The prime minister has resigned, we have had a poll for the European Parliamentary seats and Vince Cable has stood down as the leader of the Liberal Democrats.
And yet, the Brexit quagmire continues. It seems the more things change, the more they stay the same.
As I predicted in recent blogs, all sides of the Brexit debate would use the results of the EU poll to claim victory.
However, through all the noise, the things that our politicians should have learned, but probably haven’t is this:
First, there is clearly nowhere near a majority for a ‘no deal’ departure from the European Union. The hardline parties can, at best, claim 35% of the vote share on a woefully low turnout – a far way short of the 52% they keep quoting at us.
Second, you can’t be a little bit pregnant. The Labour Party, who have prevaricated over the issue of Brexit before, during and after the referendum of 2016, were rightly punished for their political game-playing on the biggest issue that the country has faced since the war. Jeremy Corbyn and his shadow cabinet colleagues managed to piss off enough people from the Leave camp to help boost the Brexit Party vote and a huge number of Remainers, enabling the Liberal Democrats and Greens to score a much more positive result than they would have dreamed of twelve months ago.
If Alastair Campbells ill-advised expulsion from the Labour Party for voting Lib Dem in the EU poll is upheld, there are an army of ‘Comrades’ who will have to be kicked out along with him.
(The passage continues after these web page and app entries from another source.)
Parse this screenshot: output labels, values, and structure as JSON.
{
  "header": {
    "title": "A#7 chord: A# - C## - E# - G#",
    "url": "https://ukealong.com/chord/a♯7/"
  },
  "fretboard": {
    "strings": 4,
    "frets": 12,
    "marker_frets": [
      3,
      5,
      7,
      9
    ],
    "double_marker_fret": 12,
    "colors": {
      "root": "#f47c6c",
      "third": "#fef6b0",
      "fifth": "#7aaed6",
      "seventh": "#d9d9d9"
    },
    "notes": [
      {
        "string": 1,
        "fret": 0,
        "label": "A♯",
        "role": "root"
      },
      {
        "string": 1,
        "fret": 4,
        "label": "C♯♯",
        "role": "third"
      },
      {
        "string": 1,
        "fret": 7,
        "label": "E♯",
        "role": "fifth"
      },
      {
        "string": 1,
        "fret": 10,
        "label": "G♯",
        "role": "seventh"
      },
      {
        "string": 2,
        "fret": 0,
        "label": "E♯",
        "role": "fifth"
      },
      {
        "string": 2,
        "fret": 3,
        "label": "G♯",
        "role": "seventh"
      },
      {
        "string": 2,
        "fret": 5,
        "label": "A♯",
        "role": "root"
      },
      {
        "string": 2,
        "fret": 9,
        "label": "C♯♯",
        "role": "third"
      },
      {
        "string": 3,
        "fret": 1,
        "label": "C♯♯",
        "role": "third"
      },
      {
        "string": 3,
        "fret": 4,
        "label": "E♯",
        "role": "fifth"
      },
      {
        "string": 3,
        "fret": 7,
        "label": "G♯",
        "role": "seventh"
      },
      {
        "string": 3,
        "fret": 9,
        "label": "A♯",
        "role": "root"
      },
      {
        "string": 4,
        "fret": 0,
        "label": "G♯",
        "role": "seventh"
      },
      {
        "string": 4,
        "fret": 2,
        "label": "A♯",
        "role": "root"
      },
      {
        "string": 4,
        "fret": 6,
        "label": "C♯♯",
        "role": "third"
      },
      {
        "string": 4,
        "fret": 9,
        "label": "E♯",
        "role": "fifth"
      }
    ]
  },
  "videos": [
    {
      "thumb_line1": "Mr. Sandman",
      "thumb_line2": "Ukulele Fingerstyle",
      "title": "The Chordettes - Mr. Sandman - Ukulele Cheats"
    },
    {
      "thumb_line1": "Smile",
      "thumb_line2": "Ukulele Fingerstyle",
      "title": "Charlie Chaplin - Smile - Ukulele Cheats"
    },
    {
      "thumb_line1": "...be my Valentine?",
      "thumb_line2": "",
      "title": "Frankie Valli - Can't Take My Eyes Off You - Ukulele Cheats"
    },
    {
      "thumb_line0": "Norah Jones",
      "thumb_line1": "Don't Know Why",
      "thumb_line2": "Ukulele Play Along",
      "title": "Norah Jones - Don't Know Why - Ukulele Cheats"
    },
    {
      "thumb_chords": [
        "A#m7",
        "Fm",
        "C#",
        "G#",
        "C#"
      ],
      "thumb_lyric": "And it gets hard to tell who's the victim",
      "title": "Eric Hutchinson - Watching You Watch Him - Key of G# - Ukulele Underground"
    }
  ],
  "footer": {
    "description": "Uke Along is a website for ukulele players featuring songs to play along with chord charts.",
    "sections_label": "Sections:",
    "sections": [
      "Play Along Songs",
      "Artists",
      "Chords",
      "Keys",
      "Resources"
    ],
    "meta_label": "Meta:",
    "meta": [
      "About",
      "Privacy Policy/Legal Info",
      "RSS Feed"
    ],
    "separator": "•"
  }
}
Instead of fighting the battles of the past and thirsting for revenge over ‘Blairites’, the party’s hierarchy would be better served working out a strategy that can save them from the humiliation they are potentially heading for at the next General Election.
Third, the country is crying out for leadership and conviction. Whatever you think of Nigel Farage, his single mindedness, clarity of messaging and outright control of his new party and its programme has won him admirers, plaudits and ultimately votes from a general public who are fed up with the mealy mouthed approach from his counterparts across the political spectrum.
Theresa May tried to placate her swivel eyed colleagues in the ERG and has paid the price with her job. Corbyn, as discussed, has failed to take a clear position on the EU issue and Change UK has crashed and burnt before it took off with a leadership model that bordered on something more akin to a 1960s commune than a serious political party.
It is no coincidence that the two most successful prime ministers in modern times were Margaret Thatcher and Tony Blair. They were genuine leaders who had policies and plans that they stuck to, whatever the external criticism. The country is crying out for a ‘conviction politician’ – can one of the traditional parties find a personality to match Farage?
Finally, as much as we need to recognise the deep- rooted differences and challenges that exist to bring the Remain and Leave voters back together somehow in the future, the most vile, racist of candidates in the Euro elections failed to win a single seat. Let’s hope that is Tommy Robinson’s last foray into democratic politics. He is scum and it was good to see him spectacularly fail.